WHAT IS BEING ASKED =
Begin at the line containing "Read all visible content and emit it as JSON." and reproduce every line through the end of the entries below. Nothing else should appear.

[Element data from apps and pages]
+ + + + + + +

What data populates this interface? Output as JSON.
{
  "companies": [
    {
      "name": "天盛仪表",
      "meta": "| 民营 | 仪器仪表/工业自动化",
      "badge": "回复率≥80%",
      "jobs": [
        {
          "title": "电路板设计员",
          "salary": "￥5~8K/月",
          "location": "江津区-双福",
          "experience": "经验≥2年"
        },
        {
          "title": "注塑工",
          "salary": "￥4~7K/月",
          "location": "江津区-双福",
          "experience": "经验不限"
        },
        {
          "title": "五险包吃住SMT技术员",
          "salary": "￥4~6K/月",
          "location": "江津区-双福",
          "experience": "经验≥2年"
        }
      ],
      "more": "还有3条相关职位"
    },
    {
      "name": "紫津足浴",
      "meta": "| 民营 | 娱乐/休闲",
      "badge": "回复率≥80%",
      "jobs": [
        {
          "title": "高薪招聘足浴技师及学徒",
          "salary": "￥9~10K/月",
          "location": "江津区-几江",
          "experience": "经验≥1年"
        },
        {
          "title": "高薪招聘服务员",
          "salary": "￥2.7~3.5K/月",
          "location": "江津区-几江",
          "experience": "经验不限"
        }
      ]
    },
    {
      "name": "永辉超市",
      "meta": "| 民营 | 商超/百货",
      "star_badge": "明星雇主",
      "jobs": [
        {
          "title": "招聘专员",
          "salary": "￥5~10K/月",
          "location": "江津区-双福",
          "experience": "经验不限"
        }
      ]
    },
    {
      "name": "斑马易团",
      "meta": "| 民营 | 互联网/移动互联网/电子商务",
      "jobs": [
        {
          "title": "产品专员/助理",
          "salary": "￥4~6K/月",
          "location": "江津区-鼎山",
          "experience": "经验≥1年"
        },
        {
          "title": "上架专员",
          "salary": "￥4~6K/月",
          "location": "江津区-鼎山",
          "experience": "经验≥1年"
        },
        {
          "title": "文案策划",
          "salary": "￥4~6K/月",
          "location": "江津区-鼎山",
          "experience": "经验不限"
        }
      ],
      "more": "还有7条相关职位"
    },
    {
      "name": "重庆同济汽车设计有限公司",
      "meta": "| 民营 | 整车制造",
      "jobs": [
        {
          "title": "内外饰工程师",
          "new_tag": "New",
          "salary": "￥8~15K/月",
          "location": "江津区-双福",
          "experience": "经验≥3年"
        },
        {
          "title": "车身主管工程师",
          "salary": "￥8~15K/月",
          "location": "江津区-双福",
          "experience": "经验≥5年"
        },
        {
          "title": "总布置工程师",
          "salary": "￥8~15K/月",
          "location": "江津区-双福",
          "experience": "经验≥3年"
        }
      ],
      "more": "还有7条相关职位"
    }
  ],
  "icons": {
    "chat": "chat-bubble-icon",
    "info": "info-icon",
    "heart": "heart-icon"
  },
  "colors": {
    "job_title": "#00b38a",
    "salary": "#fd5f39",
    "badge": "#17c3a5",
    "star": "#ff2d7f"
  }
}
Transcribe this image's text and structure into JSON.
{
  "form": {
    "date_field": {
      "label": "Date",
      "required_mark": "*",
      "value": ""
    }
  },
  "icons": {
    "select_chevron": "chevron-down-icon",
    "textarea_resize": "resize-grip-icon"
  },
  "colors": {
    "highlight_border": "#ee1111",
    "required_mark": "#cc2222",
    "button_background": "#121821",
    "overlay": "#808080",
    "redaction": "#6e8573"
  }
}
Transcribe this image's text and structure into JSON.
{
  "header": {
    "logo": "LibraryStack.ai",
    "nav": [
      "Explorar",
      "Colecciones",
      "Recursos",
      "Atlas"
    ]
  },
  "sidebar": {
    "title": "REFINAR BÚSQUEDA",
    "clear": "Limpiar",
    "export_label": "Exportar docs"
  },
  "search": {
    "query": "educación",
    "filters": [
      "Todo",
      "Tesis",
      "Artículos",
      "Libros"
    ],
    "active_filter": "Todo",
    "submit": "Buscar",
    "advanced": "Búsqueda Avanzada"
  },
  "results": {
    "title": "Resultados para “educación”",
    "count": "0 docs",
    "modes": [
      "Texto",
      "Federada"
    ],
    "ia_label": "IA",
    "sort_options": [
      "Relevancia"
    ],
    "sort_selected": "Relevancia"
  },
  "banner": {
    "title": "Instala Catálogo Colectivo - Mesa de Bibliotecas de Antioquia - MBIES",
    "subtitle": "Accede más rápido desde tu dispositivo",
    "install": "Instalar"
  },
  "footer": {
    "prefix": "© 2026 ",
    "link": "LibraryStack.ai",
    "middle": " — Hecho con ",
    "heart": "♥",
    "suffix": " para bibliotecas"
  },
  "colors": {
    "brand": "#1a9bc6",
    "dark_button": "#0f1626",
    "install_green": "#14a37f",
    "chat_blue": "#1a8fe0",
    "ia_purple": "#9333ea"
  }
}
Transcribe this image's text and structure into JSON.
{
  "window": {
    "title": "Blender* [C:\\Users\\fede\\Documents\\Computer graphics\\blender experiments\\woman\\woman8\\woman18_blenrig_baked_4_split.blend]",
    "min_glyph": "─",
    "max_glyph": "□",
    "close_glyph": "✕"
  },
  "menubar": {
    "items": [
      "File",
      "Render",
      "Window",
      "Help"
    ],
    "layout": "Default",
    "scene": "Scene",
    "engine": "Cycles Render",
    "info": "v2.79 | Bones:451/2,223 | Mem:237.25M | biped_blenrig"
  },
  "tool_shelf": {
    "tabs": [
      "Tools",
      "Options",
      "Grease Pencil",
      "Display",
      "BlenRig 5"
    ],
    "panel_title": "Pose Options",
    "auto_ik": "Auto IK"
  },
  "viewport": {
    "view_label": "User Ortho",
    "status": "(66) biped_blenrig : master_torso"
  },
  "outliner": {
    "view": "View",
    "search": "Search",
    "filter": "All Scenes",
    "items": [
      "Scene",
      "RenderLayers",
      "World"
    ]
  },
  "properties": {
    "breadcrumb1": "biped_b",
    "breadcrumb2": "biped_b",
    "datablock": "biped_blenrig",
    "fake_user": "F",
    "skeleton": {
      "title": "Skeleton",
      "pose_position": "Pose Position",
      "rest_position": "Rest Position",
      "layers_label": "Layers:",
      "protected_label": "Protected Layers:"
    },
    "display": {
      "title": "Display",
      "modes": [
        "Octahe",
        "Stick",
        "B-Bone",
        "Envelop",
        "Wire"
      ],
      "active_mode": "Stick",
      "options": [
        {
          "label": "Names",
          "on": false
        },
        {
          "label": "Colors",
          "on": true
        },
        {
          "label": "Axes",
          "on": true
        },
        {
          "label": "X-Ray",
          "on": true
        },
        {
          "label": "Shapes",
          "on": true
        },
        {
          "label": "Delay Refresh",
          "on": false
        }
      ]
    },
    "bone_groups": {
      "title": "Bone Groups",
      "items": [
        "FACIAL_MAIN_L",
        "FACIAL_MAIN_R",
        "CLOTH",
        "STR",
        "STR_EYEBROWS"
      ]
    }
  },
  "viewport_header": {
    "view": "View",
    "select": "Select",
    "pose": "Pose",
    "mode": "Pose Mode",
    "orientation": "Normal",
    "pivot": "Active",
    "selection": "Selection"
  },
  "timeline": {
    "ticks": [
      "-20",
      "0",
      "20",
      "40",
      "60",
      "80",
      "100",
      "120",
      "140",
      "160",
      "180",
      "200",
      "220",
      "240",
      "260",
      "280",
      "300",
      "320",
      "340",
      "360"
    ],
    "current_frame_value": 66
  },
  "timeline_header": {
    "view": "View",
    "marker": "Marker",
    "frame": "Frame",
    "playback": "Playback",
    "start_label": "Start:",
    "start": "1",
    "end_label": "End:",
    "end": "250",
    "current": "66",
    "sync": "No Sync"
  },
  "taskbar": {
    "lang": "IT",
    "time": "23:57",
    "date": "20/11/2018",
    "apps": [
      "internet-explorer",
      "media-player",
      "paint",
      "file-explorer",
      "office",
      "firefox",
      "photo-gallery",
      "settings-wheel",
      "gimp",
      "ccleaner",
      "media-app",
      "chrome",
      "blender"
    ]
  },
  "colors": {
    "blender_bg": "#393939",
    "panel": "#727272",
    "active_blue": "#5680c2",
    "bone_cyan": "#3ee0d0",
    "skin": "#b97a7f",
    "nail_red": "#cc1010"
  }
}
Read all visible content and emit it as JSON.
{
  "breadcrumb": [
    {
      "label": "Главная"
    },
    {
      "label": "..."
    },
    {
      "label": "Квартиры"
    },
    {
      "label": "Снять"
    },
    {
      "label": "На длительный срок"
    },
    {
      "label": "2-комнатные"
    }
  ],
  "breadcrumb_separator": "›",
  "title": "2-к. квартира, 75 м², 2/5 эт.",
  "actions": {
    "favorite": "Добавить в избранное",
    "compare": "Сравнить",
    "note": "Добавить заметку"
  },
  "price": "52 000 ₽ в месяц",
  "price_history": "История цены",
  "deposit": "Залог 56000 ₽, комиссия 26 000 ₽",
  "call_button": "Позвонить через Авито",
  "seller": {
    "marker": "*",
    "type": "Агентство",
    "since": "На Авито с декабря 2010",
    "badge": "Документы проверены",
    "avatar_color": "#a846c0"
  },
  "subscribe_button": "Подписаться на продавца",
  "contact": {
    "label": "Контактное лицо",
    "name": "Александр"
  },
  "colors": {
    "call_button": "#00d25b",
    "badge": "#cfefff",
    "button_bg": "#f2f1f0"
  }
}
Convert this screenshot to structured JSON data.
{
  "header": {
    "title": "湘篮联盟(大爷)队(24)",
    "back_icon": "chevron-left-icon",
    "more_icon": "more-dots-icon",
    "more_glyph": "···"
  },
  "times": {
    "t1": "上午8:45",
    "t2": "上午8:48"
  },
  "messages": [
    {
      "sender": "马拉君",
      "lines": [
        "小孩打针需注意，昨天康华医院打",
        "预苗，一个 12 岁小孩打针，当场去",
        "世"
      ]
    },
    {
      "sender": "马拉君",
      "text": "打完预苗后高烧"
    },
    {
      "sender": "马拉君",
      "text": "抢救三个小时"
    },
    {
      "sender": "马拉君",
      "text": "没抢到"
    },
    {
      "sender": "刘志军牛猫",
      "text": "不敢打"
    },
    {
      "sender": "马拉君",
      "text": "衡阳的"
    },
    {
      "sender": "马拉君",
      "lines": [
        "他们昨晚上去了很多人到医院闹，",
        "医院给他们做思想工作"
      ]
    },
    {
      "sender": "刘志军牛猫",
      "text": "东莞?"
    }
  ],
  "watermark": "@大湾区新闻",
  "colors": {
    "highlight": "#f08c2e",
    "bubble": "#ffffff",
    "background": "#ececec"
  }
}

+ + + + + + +

EXPECTED OUTPUT =
Read all visible content and emit it as JSON.
{
  "breadcrumb": [
    {
      "label": "Главная"
    },
    {
      "label": "..."
    },
    {
      "label": "Квартиры"
    },
    {
      "label": "Снять"
    },
    {
      "label": "На длительный срок"
    },
    {
      "label": "2-комнатные"
    }
  ],
  "breadcrumb_separator": "›",
  "title": "2-к. квартира, 75 м², 2/5 эт.",
  "actions": {
    "favorite": "Добавить в избранное",
    "compare": "Сравнить",
    "note": "Добавить заметку"
  },
  "price": "52 000 ₽ в месяц",
  "price_history": "История цены",
  "deposit": "Залог 56000 ₽, комиссия 26 000 ₽",
  "call_button": "Позвонить через Авито",
  "seller": {
    "marker": "*",
    "type": "Агентство",
    "since": "На Авито с декабря 2010",
    "badge": "Документы проверены",
    "avatar_color": "#a846c0"
  },
  "subscribe_button": "Подписаться на продавца",
  "contact": {
    "label": "Контактное лицо",
    "name": "Александр"
  },
  "colors": {
    "call_button": "#00d25b",
    "badge": "#cfefff",
    "button_bg": "#f2f1f0"
  }
}
Convert this screenshot to structured JSON data.
{
  "header": {
    "title": "湘篮联盟(大爷)队(24)",
    "back_icon": "chevron-left-icon",
    "more_icon": "more-dots-icon",
    "more_glyph": "···"
  },
  "times": {
    "t1": "上午8:45",
    "t2": "上午8:48"
  },
  "messages": [
    {
      "sender": "马拉君",
      "lines": [
        "小孩打针需注意，昨天康华医院打",
        "预苗，一个 12 岁小孩打针，当场去",
        "世"
      ]
    },
    {
      "sender": "马拉君",
      "text": "打完预苗后高烧"
    },
    {
      "sender": "马拉君",
      "text": "抢救三个小时"
    },
    {
      "sender": "马拉君",
      "text": "没抢到"
    },
    {
      "sender": "刘志军牛猫",
      "text": "不敢打"
    },
    {
      "sender": "马拉君",
      "text": "衡阳的"
    },
    {
      "sender": "马拉君",
      "lines": [
        "他们昨晚上去了很多人到医院闹，",
        "医院给他们做思想工作"
      ]
    },
    {
      "sender": "刘志军牛猫",
      "text": "东莞?"
    }
  ],
  "watermark": "@大湾区新闻",
  "colors": {
    "highlight": "#f08c2e",
    "bubble": "#ffffff",
    "background": "#ececec"
  }
}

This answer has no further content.